How did the material culture of fashion shape power relations between plantation mistresses and their slaves? This inquiry engages the rich historiography on the master-slave relationship. Most historians have not fully appreciated the ways that things had agency and infused violence into the household. While there is a wide agreement that white women oppressed their slaves, few scholars have explored the ways that fashion became contested. In the diary of Northeastern Louisiana’s Kate Stone, one finds numerous incidents of slaves taking and using clothing as a form of resistance. Clothing was also frequently captured or destroyed by Union soldiers, especially USCTs, many of whom were freed slaves and resented the symbolism behind Southern clothing. Extravagant clothing choices for Southern women came at the cost of a labor system based on the exploitation of slaves, a symbolism understood across the South. The destruction of fine clothing led to an increased warning of alternatives, like homespun materials. Wearing these homespun materials furthered Southern rage at the collapsing intuition of slavery and visualized their feelings of decline. Like many of her class, every day as Kate Stone got dressed, her clothing reminded her of her fall from the pedestal of being an elite woman.
Sauers, Cameron T.
"Coming Apart at the Seams: Violence, Fashion, and Race in the Civil War South,"

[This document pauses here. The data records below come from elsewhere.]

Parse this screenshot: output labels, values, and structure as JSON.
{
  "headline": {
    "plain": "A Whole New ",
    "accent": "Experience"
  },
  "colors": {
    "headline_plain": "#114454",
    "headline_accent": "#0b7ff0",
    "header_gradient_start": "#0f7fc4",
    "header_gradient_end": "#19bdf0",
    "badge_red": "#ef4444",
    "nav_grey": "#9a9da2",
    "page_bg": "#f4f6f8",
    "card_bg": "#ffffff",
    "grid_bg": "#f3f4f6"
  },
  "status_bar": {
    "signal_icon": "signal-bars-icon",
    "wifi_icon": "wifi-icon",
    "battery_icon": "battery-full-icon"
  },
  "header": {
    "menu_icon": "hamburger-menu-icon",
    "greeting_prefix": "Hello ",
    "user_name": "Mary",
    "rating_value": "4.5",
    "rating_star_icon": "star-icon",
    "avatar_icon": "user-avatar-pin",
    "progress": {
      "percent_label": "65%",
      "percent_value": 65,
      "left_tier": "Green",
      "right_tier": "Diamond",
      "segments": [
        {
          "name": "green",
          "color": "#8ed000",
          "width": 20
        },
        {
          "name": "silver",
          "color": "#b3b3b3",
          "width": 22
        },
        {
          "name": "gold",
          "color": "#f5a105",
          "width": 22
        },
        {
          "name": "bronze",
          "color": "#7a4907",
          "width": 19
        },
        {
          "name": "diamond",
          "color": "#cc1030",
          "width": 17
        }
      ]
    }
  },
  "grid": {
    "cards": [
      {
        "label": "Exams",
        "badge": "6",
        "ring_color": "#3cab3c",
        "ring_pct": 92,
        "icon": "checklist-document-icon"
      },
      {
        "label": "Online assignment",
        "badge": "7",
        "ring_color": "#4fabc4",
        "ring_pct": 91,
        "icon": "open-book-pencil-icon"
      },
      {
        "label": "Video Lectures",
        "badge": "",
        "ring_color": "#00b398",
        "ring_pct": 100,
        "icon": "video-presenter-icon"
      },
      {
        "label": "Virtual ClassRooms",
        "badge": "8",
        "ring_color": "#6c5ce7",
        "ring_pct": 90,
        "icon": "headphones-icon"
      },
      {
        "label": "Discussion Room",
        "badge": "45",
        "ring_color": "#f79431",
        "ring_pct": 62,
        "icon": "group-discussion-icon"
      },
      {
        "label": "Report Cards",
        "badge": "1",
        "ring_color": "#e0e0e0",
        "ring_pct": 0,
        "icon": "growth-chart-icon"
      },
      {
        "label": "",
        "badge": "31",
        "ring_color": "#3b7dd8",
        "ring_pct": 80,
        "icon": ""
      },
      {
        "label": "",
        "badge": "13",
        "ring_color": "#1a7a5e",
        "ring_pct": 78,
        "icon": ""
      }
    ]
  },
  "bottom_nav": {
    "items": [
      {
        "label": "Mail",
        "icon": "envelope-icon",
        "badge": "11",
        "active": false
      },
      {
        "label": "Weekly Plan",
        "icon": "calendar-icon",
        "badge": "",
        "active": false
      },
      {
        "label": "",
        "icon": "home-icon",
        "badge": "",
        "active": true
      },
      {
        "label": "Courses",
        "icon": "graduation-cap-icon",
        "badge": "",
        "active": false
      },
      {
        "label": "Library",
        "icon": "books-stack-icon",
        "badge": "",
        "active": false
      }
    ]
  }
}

The Macksey Journal: Vol. 1
, Article 132.
Available at: https://www.mackseyjournal.org/publications/vol1/iss1/132